Memorial walk held for Tanya Brooks
About a dozen people walked in a memorial Tuesday to Tanya Brooks, a 35-old year-old Mi'kmaq woman from Millbrook who was found slain in Halifax two years to the day.
Halifax Regional Police say no progress has been made in their investigation, and her family is pleading with the public for help.
"We lost our best friend…and it's very hard for us," said Stanley Brooks, Tanya's brother.
He bowed his head, his long jet-black ponytail swinging over his shoulder, and sobbed quietly as he talked about his sister.
Stanley Brooks and a small group of mostly Mi'kmaq women sang traditional songs as they walked in the rain up Gottingen Street from the Mi'kmaq Friendship Centre to the main Halifax Regional Police station.
Connie Brooks Adams, Tanya's mother, said her daughter had a tough life, getting involved in drugs, alcohol and the sex trade. But she said that shouldn't stop anyone from helping to find her daughter's killer.
Brooks Adams said the police have no leads and she is getting little help.
"They're not giving me no answers. They're not phoning me and updating me. And it's two years today," Brooks Adams said.
Tanya Brooks last talked to her mother on Mother's Day 2009. A teacher at St. Patrick's-Alexandra School found her beaten, broken body dumped in a window well behind of the school on May 10, 2009.
A man living nearby said he had seen a gang of men following a woman down an alley the night Brooks was killed.
Stanley Brooks said things would be different if his sister had been a white woman.
"There should be a lot more police investigations.
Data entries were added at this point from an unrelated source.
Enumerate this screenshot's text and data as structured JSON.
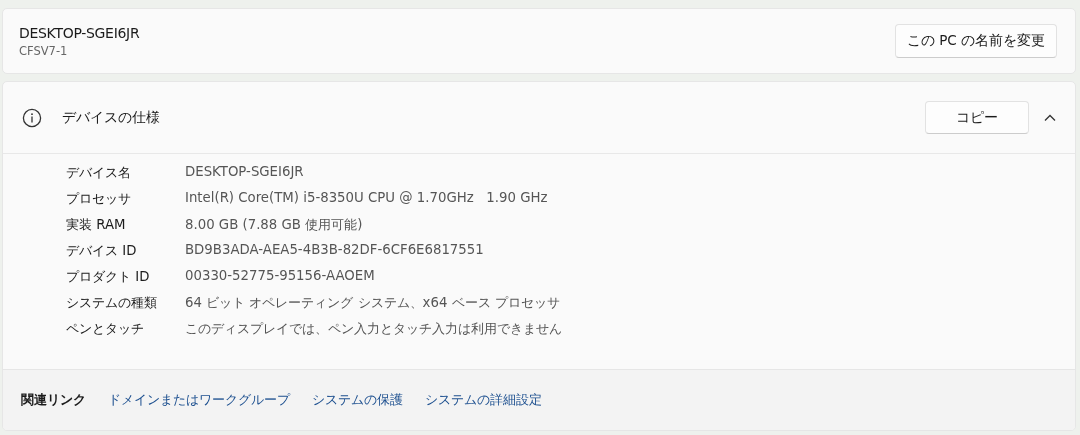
{
  "device_card": {
    "name": "DESKTOP-SGEI6JR",
    "model": "CFSV7-1",
    "rename_button": "この PC の名前を変更"
  },
  "specs_panel": {
    "title": "デバイスの仕様",
    "copy_button": "コピー",
    "expanded": true,
    "rows": [
      {
        "label": "デバイス名",
        "value": "DESKTOP-SGEI6JR"
      },
      {
        "label": "プロセッサ",
        "value": "Intel(R) Core(TM) i5-8350U CPU @ 1.70GHz   1.90 GHz"
      },
      {
        "label": "実装 RAM",
        "value": "8.00 GB (7.88 GB 使用可能)"
      },
      {
        "label": "デバイス ID",
        "value": "BD9B3ADA-AEA5-4B3B-82DF-6CF6E6817551"
      },
      {
        "label": "プロダクト ID",
        "value": "00330-52775-95156-AAOEM"
      },
      {
        "label": "システムの種類",
        "value": "64 ビット オペレーティング システム、x64 ベース プロセッサ"
      },
      {
        "label": "ペンとタッチ",
        "value": "このディスプレイでは、ペン入力とタッチ入力は利用できません"
      }
    ],
    "related_links": {
      "label": "関連リンク",
      "links": [
        "ドメインまたはワークグループ",
        "システムの保護",
        "システムの詳細設定"
      ]
    }
  }
}
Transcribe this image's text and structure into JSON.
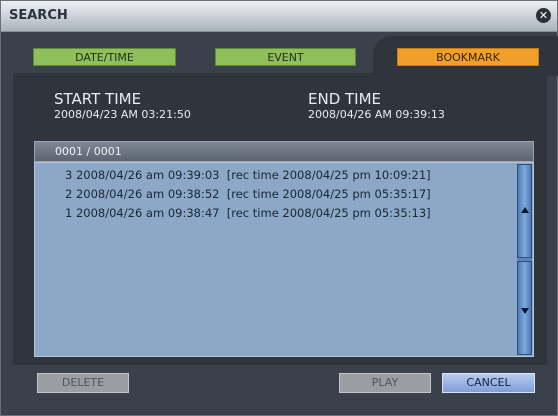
{
  "window": {
    "title": "SEARCH",
    "close_glyph": "✕"
  },
  "tabs": [
    {
      "label": "DATE/TIME",
      "active": false
    },
    {
      "label": "EVENT",
      "active": false
    },
    {
      "label": "BOOKMARK",
      "active": true
    }
  ],
  "start": {
    "label": "START TIME",
    "value": "2008/04/23 AM 03:21:50"
  },
  "end": {
    "label": "END TIME",
    "value": "2008/04/26 AM 09:39:13"
  },
  "list": {
    "header": "0001 / 0001",
    "rows": [
      "3 2008/04/26 am 09:39:03  [rec time 2008/04/25 pm 10:09:21]",
      "2 2008/04/26 am 09:38:52  [rec time 2008/04/25 pm 05:35:17]",
      "1 2008/04/26 am 09:38:47  [rec time 2008/04/25 pm 05:35:13]"
    ]
  },
  "buttons": {
    "delete": "DELETE",
    "play": "PLAY",
    "cancel": "CANCEL"
  },
  "icons": {
    "close": "close-icon",
    "scroll_up": "arrow-up-icon",
    "scroll_down": "arrow-down-icon"
  },
  "colors": {
    "accent_active_tab": "#f0a02a",
    "tab": "#8ebf5b",
    "list_bg": "#8ca8c6"
  }
}
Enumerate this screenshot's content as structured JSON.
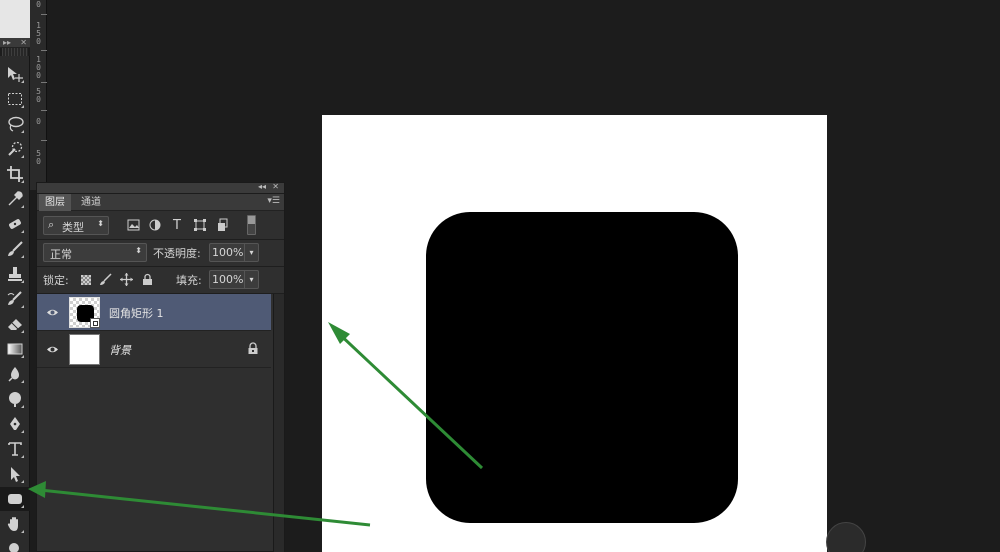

They should actually give a f--k about native women instead of just non-native women, white people," he said. "We're treated like garbage in our own land."
Doreen Bernard, who calls herself a Mi'kmaq grassroots grandmother, is helping the family. She said Tanya's story is not unique in Nova Scotia.
"There are other aboriginal women, Mi'kmaq women and young girls, that have been murdered and have gone missing," she said.
Tanya's mother still can't believe her daughter is one of those statistics.
"It's been awful. Not knowing is worse because I expect her to come in the door. I expect her to phone me. She don't. I looked for her here today because I can't believe she's gone," Brooks Adams said.
The Brooks family said Tanya was off drugs in 2009, and was planning to go back to school in order to get a good job so she could take care of her five children.